I’ve waited quite a long time in this review to say the elements effects, and that’s largely because they’re somewhat underused. For instance, the visually-impressive tornado takes forever showing up, and when it can it might aswell be considered a solid object – trying to skydive involved with it has Rico bounce off like he’s hit a wall. Besides that, you do visit a few areas where you’ll have your visibility tied to sandstorms or get zapped by lightning storms if you fly too high too much time, but easily were a supervillain with a weather-controlling machine I’d prefer to think I’d make a lot more innovative usage of it.
We do get yourself a few weapons that use those same technologies. The Lightning Gun is a fairly underwhelming damage hose, however the Wind Cannon is actually Rico’s version of shouting FUS RO DAH and blasting everything in his path. Over the board, almost every weapon comes with an alt-fire function that always make up for having less grenades or located charges – most guns include something that’s at least as destructive, and the sticky mine launcher fills that role nicely (though they’re tricky to find).
So far I’ve only had the opportunity to test the PC version, which runs nicely rather than crashed on my GTX 1080. Physics bugs aren’t rare, but usually funny – onetime, for example, I was manning a turret in a boat and was suddenly launched in regards to a mile through the air. But only 1 mission would have to be restarted as a result of a scripting error. I did so have some problems with the weirdly mapped menu controls on mouse and keyboard, like the extremely stupid insufficient support for mapping controls to the mouse thumb buttons. I wasn’t in a position to unlock the grapple mods with the mouse – I had to change to a controller to create it work. Also, flying a jet with the keyboard is all but impossible because you can’t utilize the mouse to steer. Hopefully we’ll involve some video of the console versions up shortly so we are able to observe how it stacks up.

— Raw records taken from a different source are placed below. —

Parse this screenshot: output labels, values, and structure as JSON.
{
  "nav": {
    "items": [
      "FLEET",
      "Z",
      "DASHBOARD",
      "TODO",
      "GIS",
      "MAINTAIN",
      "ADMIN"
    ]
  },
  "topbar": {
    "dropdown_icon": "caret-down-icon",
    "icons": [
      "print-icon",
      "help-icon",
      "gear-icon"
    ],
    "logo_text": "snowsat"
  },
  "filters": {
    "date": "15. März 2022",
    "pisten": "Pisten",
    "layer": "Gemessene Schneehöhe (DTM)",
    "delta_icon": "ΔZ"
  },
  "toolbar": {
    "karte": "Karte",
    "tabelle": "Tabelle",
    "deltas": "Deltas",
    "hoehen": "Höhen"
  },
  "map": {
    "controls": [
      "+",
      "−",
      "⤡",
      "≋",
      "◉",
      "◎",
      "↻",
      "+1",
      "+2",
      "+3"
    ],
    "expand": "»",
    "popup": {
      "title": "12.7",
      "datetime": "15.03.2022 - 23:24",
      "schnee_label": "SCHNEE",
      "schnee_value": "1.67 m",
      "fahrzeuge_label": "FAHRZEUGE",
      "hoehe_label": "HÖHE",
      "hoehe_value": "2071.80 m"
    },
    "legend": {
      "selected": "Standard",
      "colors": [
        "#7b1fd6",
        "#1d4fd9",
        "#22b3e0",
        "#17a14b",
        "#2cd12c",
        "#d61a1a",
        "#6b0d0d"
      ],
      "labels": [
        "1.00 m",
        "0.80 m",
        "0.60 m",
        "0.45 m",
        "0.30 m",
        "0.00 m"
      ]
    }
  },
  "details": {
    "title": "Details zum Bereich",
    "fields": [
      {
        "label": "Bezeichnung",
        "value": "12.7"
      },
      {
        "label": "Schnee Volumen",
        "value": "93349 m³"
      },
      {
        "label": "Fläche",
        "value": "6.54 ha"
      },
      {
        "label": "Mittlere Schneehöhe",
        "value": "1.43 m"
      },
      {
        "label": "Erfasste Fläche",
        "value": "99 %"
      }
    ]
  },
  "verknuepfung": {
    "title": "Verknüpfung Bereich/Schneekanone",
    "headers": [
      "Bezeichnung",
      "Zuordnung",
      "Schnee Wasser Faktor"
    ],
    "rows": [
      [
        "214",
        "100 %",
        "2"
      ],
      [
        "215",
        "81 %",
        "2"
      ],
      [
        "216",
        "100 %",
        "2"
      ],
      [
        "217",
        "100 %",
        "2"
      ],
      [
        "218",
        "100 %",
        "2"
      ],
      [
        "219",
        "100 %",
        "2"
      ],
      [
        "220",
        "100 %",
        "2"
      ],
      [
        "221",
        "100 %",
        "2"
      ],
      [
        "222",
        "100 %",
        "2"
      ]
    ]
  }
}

Just Cause 4 has all you expect from a Just Cause game, almost to a fault. In accordance with Just Cause 3 the improvements are widespread across its beautiful open world, but generally minor. So while blowing up just one more dictator’s army may be the same sort of mindless explosive fun and physics-based comedy the series is made on,